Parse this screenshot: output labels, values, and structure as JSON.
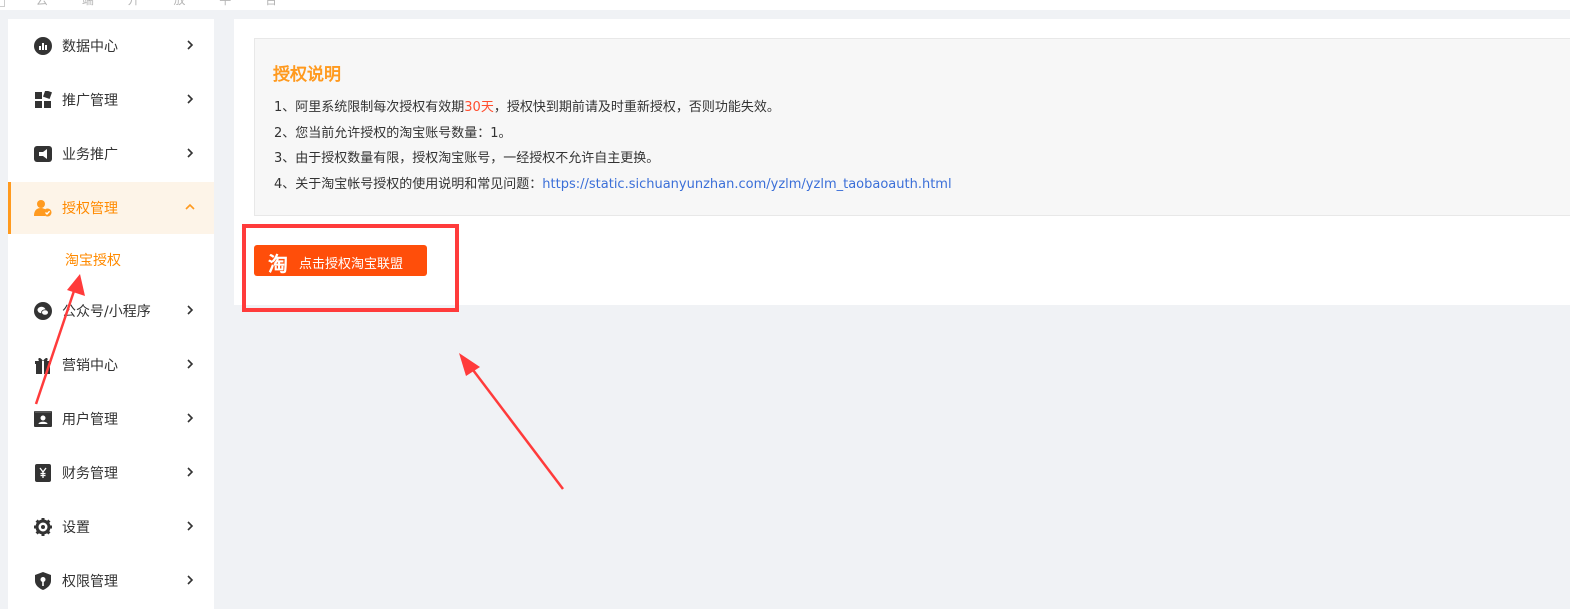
{
  "header": {
    "brand_text": "云 端 开 放 平 台"
  },
  "sidebar": {
    "items": [
      {
        "label": "数据中心",
        "icon": "chart-icon"
      },
      {
        "label": "推广管理",
        "icon": "grid-icon"
      },
      {
        "label": "业务推广",
        "icon": "megaphone-icon"
      },
      {
        "label": "授权管理",
        "icon": "user-check-icon",
        "active": true,
        "expanded": true
      },
      {
        "label": "公众号/小程序",
        "icon": "wechat-icon"
      },
      {
        "label": "营销中心",
        "icon": "gift-icon"
      },
      {
        "label": "用户管理",
        "icon": "user-card-icon"
      },
      {
        "label": "财务管理",
        "icon": "yuan-icon"
      },
      {
        "label": "设置",
        "icon": "gear-icon"
      },
      {
        "label": "权限管理",
        "icon": "shield-icon"
      }
    ],
    "submenu": {
      "label": "淘宝授权"
    }
  },
  "notice": {
    "title": "授权说明",
    "line1_pre": "1、阿里系统限制每次授权有效期",
    "line1_hl": "30天",
    "line1_post": "，授权快到期前请及时重新授权，否则功能失效。",
    "line2": "2、您当前允许授权的淘宝账号数量：1。",
    "line3": "3、由于授权数量有限，授权淘宝账号，一经授权不允许自主更换。",
    "line4_pre": "4、关于淘宝帐号授权的使用说明和常见问题：",
    "line4_link": "https://static.sichuanyunzhan.com/yzlm/yzlm_taobaoauth.html"
  },
  "auth_button": {
    "icon_char": "淘",
    "label": "点击授权淘宝联盟"
  },
  "colors": {
    "accent": "#ff9a1f",
    "button": "#ff4e0a",
    "annotation": "#ff3b3b",
    "link": "#3b6fd8"
  }
}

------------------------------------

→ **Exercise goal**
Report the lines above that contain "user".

→ **Answer area**
        "icon": "user-check-icon",
        "icon": "user-card-icon"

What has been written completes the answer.